The business landscape has become so unforgiving these days that leaders now have to put competitive advantage at the forefront of their agenda. As such, all businesses are keen on ramping up their digital adoption efforts, seeking to leverage technologies like cloud computing, big data, and artificial intelligence to give them that 'edge'.

It's no surprise that Global IT spending is expected to reach $3.8 trillion this year, but unfortunately, 70 percent of transformative attempts fail. For smaller ventures, access to resources can play a major role as aggressive company-wide digital adoption isn't exactly cheap to implement. For larger organizations, their size and complexity make the introduction of new systems and tools challenging.
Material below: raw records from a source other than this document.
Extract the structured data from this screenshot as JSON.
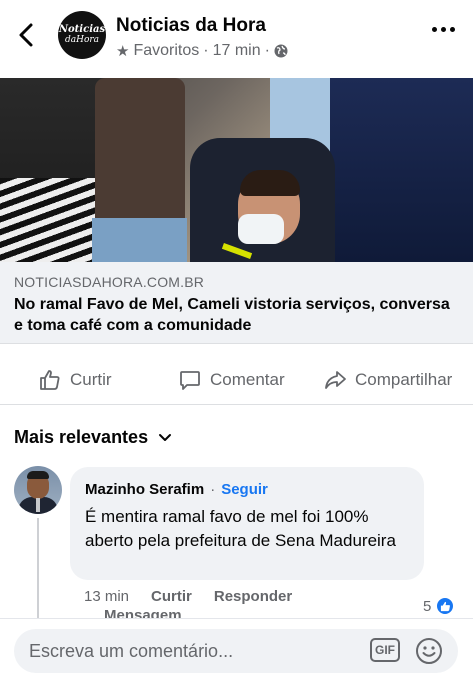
{
  "post": {
    "page_name": "Noticias da Hora",
    "logo_line1": "Noticias",
    "logo_line2": "daHora",
    "audience": "Favoritos",
    "time": "17 min",
    "separator": "·"
  },
  "link": {
    "domain": "NOTICIASDAHORA.COM.BR",
    "title": "No ramal Favo de Mel, Cameli vistoria serviços, conversa e toma café com a comunidade"
  },
  "actions": {
    "like": "Curtir",
    "comment": "Comentar",
    "share": "Compartilhar"
  },
  "sort": {
    "label": "Mais relevantes"
  },
  "comment": {
    "author": "Mazinho Serafim",
    "separator": "·",
    "follow": "Seguir",
    "text": "É mentira ramal favo de mel foi 100% aberto pela prefeitura de Sena Madureira",
    "time": "13 min",
    "like": "Curtir",
    "reply": "Responder",
    "message": "Mensagem",
    "reaction_count": "5"
  },
  "composer": {
    "placeholder": "Escreva um comentário...",
    "gif": "GIF"
  },
  "colors": {
    "accent": "#1877f2",
    "muted": "#65676b",
    "bubble": "#f0f2f5"
  },
  "icons": [
    "back-arrow-icon",
    "star-icon",
    "globe-icon",
    "more-icon",
    "like-icon",
    "comment-icon",
    "share-icon",
    "chevron-down-icon",
    "gif-icon",
    "emoji-icon"
  ]
}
The reality is, inertia and status quo bias can also stymie efforts -- but there are ways to overcome the barriers.

1. Focus on value, first

Becoming early adopters of disruptive technologies can be advantageous. Take Amazon and Netflix, for example. By successfully integrating big data and machine learning, they were able to develop and train their recommendation engines. These engines have helped both companies better engage customers and are largely responsible for their growth and dominance in their respective markets.
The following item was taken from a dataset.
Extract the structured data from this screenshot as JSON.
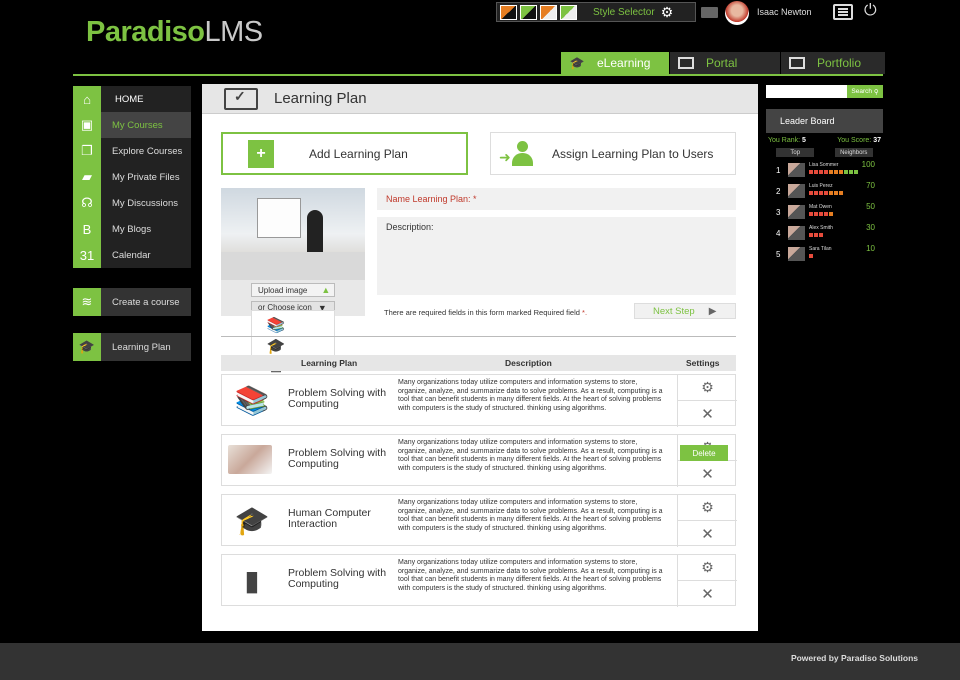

Retailers, for example, could benefit from using big data and machine learning to optimize their supply chains. Manufacturers can leverage the Internet-of-Things (IoT) to better automate their processes. Regardless of industry, focus on the value, first. Then you can start the relevant planning.  

2. Get stakeholder and investor buy-in 

Digital adoption involves disrupting the status quo -- and being comfortable with that at all levels of leadership. Technologies can sometimes be forced upon by leadership and management, creating resistance across the ranks, leaving organizations to struggle should friction arise.

Shareholders and investors must be made to understand and appreciate these changes and the process that goes into shifting to digital. GE attempted to build an ambitious IoT platform called Predix several years ago--the platform was intended to generate software sales for the company. While there were gains internally, the effort eventually fell short of expectations. GE's stock fell flat and the company started selling off its digital assets in 2018. Point being, the implications are very real, and even shareholders and investors need to be 'in the digital loop'. 

3. Employees: stop going rogue 

Did you know that as much as 80 percent of employees use non-approved applications at work? Unauthorized applications may be security risks that could threaten the integrity of the entire network.

Efforts must be made by leaders to be on top of all digital activities within their organizations. Measures must be put in place to allow for the audit and review of all applications in use. This way, the company's IT can be streamlined. This way, companies could carefully experiment before adopting them wholesale. Many employees embrace this 'hyper agility' to try a new product and service without understanding how just one vulnerability could impact a company's digital trajectory and adoption.

Don't go rogue--if you do, you're part of the problem.

There's light at the end of the adoption tunnel

Digital adoption sure has its challenges. But rather than getting caught up in these potential barriers, enterprises must focus on overcoming them to reap the positives that digital adoption brings. They have to be driven by strategy and be focused on building streamlined infrastructures to support their endeavors. Combined with a well-trained and motivated workforce, these actions greatly increase their chances of successfully leveraging these new technologies to their advantage.